• _What you are asked to do_:
Please retype all the records below exactly as they read.
The data below:
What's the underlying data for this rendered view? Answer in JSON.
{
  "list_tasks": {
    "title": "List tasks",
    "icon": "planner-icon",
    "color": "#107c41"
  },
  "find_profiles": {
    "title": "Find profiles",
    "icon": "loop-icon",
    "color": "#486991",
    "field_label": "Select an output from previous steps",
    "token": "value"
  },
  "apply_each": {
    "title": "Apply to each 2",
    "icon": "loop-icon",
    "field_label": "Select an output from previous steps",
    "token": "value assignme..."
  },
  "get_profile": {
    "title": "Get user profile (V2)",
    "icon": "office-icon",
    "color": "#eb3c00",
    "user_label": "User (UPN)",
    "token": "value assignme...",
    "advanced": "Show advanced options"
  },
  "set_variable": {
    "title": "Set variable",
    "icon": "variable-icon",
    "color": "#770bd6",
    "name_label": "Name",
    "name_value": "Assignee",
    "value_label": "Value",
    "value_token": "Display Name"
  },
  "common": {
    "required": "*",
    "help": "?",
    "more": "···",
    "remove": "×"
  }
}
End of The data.
• _Solution below_:
What's the underlying data for this rendered view? Answer in JSON.
{
  "list_tasks": {
    "title": "List tasks",
    "icon": "planner-icon",
    "color": "#107c41"
  },
  "find_profiles": {
    "title": "Find profiles",
    "icon": "loop-icon",
    "color": "#486991",
    "field_label": "Select an output from previous steps",
    "token": "value"
  },
  "apply_each": {
    "title": "Apply to each 2",
    "icon": "loop-icon",
    "field_label": "Select an output from previous steps",
    "token": "value assignme..."
  },
  "get_profile": {
    "title": "Get user profile (V2)",
    "icon": "office-icon",
    "color": "#eb3c00",
    "user_label": "User (UPN)",
    "token": "value assignme...",
    "advanced": "Show advanced options"
  },
  "set_variable": {
    "title": "Set variable",
    "icon": "variable-icon",
    "color": "#770bd6",
    "name_label": "Name",
    "name_value": "Assignee",
    "value_label": "Value",
    "value_token": "Display Name"
  },
  "common": {
    "required": "*",
    "help": "?",
    "more": "···",
    "remove": "×"
  }
}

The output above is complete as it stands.